  10. [10] Kapp, A., Papp, K., Bingham, A., Fölster-Holst, R., Ortonne, J. P., Potter, P. C., ... & Thurston, M. (2002). Long-term management of atopic dermatitis in infants with topical pimecrolimus, a nonsteroid anti-inflammatory drug.Journal of Allergy and Clinical Immunology,110(2), 277-284.
  11. [11] Kragballe, K. (2009). Management of difficult to treat locations of psoriasis. InManagement of Psoriasis(Vol. 38, pp. 160-171). Karger Publishers.
  12. [12] High, W. A., & Pandya, A. G. (2006). Pilot trial of 1% pimecrolimus cream in the treatment of seborrheic dermatitis in African American adults with associated hypopigmentation.Journal of the American Academy of Dermatology,54(6), 1083-1088.
  13. [13] Kroft, E. B. M., Erceg, A., Maimets, K., Vissers, W. H. P. M., Van Der Valk, P. G. M., & Van De Kerkhof, P. C. M. (2005). Tacrolimus ointment for the treatment of severe facial plaque psoriasis.Journal of the European Academy of Dermatology and Venereology,19(2), 249-251.
  14. [14] Ratnavel, R. C., Squire, R. A., & Boorman, G. C. (2007). Clinical efficacies of shampoos containing ciclopirox olamine (1.5%) and ketoconazole (2.0%) in the treatment of seborrhoeic dermatitis.Journal of dermatological treatment,18(2), 88-96.
  15. [15] Oranjea, A. P., Marcouxb, D., Svenssonc, Å., Prendivilled, J., Krafchike, B., Toolef, J., ... & of Montrealb, U. (1997). Topical calcipotriol in childhood psoriasis.Journal of the American Academy of Dermatology,36(2), 203-208.
  16. [16] Fluhr, J. W., Cavallotti, C., & Berardesca, E. (2008). Emollients, moisturizers, and keratolytic agents in psoriasis.Clinics in dermatology,26(4), 380-386.
  17. [17] Flytström, I., Stenberg, B., Svensson, Å., & Bergbrant, I. M. (2008). Methotrexate vs. ciclosporin in psoriasis: effectiveness, quality of life and safety. A randomized controlled trial.British Journal of Dermatology,158(1), 116-121.

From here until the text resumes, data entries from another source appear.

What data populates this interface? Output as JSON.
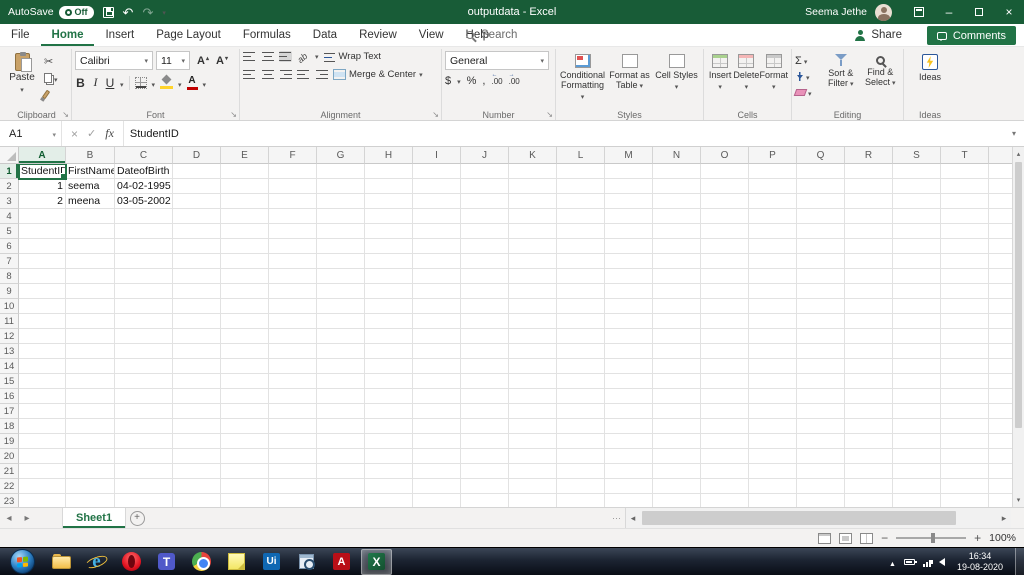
{
  "titlebar": {
    "autosave_label": "AutoSave",
    "autosave_state": "Off",
    "title": "outputdata - Excel",
    "user_name": "Seema Jethe"
  },
  "menubar": {
    "tabs": [
      {
        "label": "File",
        "active": false
      },
      {
        "label": "Home",
        "active": true
      },
      {
        "label": "Insert",
        "active": false
      },
      {
        "label": "Page Layout",
        "active": false
      },
      {
        "label": "Formulas",
        "active": false
      },
      {
        "label": "Data",
        "active": false
      },
      {
        "label": "Review",
        "active": false
      },
      {
        "label": "View",
        "active": false
      },
      {
        "label": "Help",
        "active": false
      }
    ],
    "search_label": "Search",
    "share_label": "Share",
    "comments_label": "Comments"
  },
  "ribbon": {
    "clipboard": {
      "paste": "Paste",
      "group_label": "Clipboard"
    },
    "font": {
      "family": "Calibri",
      "size": "11",
      "group_label": "Font"
    },
    "alignment": {
      "wrap_text": "Wrap Text",
      "merge_center": "Merge & Center",
      "group_label": "Alignment"
    },
    "number": {
      "format": "General",
      "group_label": "Number"
    },
    "styles": {
      "conditional_formatting": "Conditional Formatting",
      "format_as_table": "Format as Table",
      "cell_styles": "Cell Styles",
      "group_label": "Styles"
    },
    "cells": {
      "insert": "Insert",
      "delete": "Delete",
      "format": "Format",
      "group_label": "Cells"
    },
    "editing": {
      "sort_filter": "Sort & Filter",
      "find_select": "Find & Select",
      "group_label": "Editing"
    },
    "ideas": {
      "ideas": "Ideas",
      "group_label": "Ideas"
    }
  },
  "formula_bar": {
    "name_box": "A1",
    "content": "StudentID"
  },
  "grid": {
    "selected_cell": "A1",
    "columns": [
      "A",
      "B",
      "C",
      "D",
      "E",
      "F",
      "G",
      "H",
      "I",
      "J",
      "K",
      "L",
      "M",
      "N",
      "O",
      "P",
      "Q",
      "R",
      "S",
      "T"
    ],
    "row_count": 23,
    "cells": [
      {
        "ref": "A1",
        "value": "StudentID",
        "align": "left"
      },
      {
        "ref": "B1",
        "value": "FirstName",
        "align": "left"
      },
      {
        "ref": "C1",
        "value": "DateofBirth",
        "align": "left"
      },
      {
        "ref": "A2",
        "value": "1",
        "align": "right"
      },
      {
        "ref": "B2",
        "value": "seema",
        "align": "left"
      },
      {
        "ref": "C2",
        "value": "04-02-1995",
        "align": "right"
      },
      {
        "ref": "A3",
        "value": "2",
        "align": "right"
      },
      {
        "ref": "B3",
        "value": "meena",
        "align": "left"
      },
      {
        "ref": "C3",
        "value": "03-05-2002",
        "align": "right"
      }
    ]
  },
  "sheet_bar": {
    "tabs": [
      {
        "label": "Sheet1",
        "active": true
      }
    ]
  },
  "status_bar": {
    "zoom_level": "100%"
  },
  "taskbar": {
    "clock_time": "16:34",
    "clock_date": "19-08-2020",
    "apps": [
      {
        "name": "file-explorer",
        "active": false
      },
      {
        "name": "internet-explorer",
        "active": false
      },
      {
        "name": "opera",
        "active": false
      },
      {
        "name": "microsoft-teams",
        "active": false
      },
      {
        "name": "google-chrome",
        "active": false
      },
      {
        "name": "sticky-notes",
        "active": false
      },
      {
        "name": "uipath",
        "active": false
      },
      {
        "name": "ui-explorer",
        "active": false
      },
      {
        "name": "adobe-acrobat",
        "active": false
      },
      {
        "name": "excel",
        "active": true
      }
    ]
  },
  "glyphs": {
    "undo": "↶",
    "redo": "↷",
    "minimize": "–",
    "close": "×",
    "cut": "✂",
    "bold": "B",
    "italic": "I",
    "underline": "U",
    "font_letter": "A",
    "sigma": "Σ",
    "currency": "$",
    "percent": "%",
    "comma": ",",
    "decimal": ".00",
    "orientation": "ab",
    "fx": "fx",
    "cancel": "×",
    "enter": "✓",
    "prev": "◂",
    "next": "▸",
    "zoom_out": "−",
    "zoom_in": "+",
    "ellipsis": "⋯"
  },
  "colors": {
    "excel_green": "#217346",
    "titlebar_green": "#185c37"
  }
}
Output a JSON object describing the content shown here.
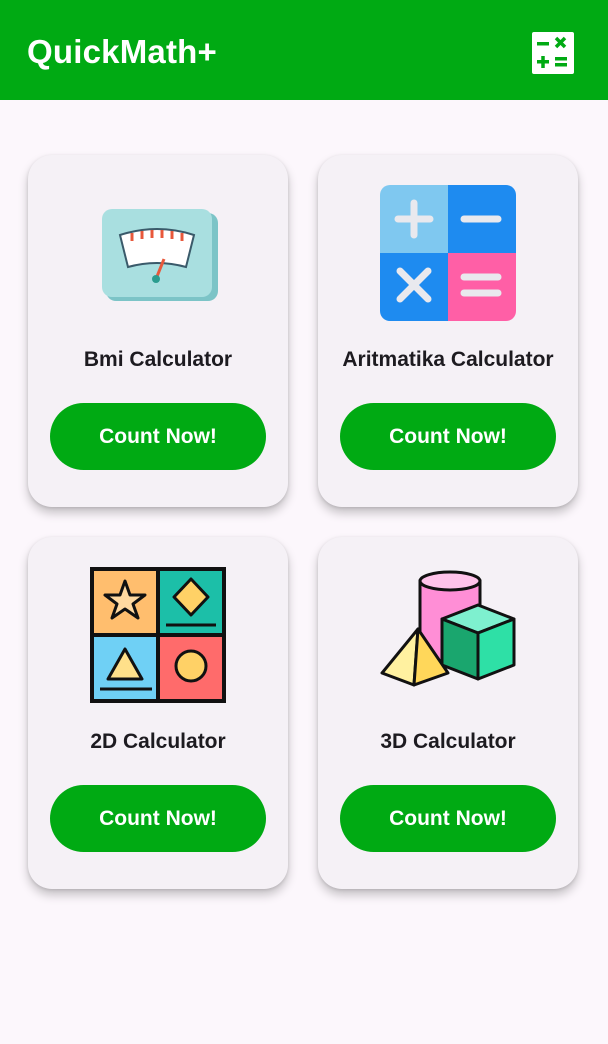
{
  "app": {
    "title": "QuickMath+",
    "brand_color": "#00aa13",
    "action_icon": "calculator-icon"
  },
  "cards": [
    {
      "title": "Bmi Calculator",
      "button_label": "Count Now!",
      "icon": "bmi-scale-icon"
    },
    {
      "title": "Aritmatika Calculator",
      "button_label": "Count Now!",
      "icon": "arithmetic-operators-icon"
    },
    {
      "title": "2D Calculator",
      "button_label": "Count Now!",
      "icon": "2d-shapes-icon"
    },
    {
      "title": "3D Calculator",
      "button_label": "Count Now!",
      "icon": "3d-shapes-icon"
    }
  ]
}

  18. [18] Pirkhammer, D., Seeber, A., Hönigsmann, H., & Tanew, A. (2000). Narrow‐band ultraviolet B (TL‐01) phototherapy is an effective and safe treatment option for patients with severe seborrhoeic dermatitis.British Journal of Dermatology,143(5), 964-968.
  19. [19] Döring, H. F. (1984). Treatment of sebopsoriasis.Dermatology,169(Suppl. 1), 125-133.
Story first published: Saturday, May 18, 2019, 9:00 [IST]
Desktop Bottom Promotion